**Problem requirements:**
Copy each line below containing "title".

Excerpts from an interface dataset
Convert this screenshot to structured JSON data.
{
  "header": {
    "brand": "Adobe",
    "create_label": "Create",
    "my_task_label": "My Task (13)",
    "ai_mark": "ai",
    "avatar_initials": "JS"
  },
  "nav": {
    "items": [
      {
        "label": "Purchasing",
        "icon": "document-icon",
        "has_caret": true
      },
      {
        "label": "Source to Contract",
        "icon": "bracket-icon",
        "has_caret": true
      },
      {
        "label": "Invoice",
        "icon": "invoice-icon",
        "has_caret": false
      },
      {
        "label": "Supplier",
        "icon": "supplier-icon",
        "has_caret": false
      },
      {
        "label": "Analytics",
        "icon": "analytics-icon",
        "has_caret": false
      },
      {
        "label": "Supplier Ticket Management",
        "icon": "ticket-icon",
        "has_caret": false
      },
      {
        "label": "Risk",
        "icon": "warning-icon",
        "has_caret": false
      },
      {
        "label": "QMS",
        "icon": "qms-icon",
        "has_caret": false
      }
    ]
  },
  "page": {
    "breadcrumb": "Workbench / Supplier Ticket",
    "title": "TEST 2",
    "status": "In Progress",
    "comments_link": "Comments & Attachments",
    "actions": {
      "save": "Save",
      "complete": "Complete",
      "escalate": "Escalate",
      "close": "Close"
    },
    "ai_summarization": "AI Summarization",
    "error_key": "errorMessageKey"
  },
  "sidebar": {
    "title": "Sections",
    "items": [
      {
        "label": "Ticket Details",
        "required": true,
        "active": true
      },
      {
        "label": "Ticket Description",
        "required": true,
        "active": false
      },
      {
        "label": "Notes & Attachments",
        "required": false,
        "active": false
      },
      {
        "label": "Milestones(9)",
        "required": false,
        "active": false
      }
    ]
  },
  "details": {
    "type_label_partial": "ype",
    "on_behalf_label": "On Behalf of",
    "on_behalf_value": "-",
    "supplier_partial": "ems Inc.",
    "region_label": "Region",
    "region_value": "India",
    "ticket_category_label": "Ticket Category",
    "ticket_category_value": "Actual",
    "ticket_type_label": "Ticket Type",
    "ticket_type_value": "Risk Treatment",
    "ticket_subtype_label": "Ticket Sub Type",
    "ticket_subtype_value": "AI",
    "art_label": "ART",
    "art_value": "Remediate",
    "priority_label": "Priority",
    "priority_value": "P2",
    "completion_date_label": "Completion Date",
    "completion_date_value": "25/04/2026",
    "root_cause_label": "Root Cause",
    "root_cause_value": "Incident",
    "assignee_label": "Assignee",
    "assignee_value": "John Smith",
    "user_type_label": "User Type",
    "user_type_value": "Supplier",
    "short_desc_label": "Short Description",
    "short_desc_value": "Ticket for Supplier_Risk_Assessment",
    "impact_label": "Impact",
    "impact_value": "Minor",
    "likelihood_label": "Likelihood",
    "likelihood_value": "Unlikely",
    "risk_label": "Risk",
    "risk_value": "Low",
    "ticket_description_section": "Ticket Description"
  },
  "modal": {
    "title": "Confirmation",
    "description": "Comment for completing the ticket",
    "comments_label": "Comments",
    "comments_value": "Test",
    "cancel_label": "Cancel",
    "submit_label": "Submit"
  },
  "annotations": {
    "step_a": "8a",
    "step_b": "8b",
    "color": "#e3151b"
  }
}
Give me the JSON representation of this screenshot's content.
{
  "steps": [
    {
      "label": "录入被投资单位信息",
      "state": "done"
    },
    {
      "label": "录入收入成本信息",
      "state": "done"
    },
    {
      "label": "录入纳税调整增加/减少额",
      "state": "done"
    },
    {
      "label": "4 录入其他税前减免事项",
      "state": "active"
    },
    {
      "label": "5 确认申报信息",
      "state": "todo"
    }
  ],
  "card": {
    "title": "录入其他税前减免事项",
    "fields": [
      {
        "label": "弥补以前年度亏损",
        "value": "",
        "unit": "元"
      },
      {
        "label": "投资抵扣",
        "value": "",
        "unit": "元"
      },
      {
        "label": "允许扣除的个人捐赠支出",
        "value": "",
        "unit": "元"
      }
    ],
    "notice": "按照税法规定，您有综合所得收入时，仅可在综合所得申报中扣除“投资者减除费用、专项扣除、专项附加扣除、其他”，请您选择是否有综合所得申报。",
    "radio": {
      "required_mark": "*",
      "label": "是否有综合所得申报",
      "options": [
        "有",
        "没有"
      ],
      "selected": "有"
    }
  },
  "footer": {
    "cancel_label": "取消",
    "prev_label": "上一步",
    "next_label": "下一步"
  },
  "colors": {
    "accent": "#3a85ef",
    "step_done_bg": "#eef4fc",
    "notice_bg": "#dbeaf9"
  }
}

**Expected answer:**
    "title": "TEST 2",
    "title": "Sections",
    "title": "Confirmation",
    "title": "录入其他税前减免事项",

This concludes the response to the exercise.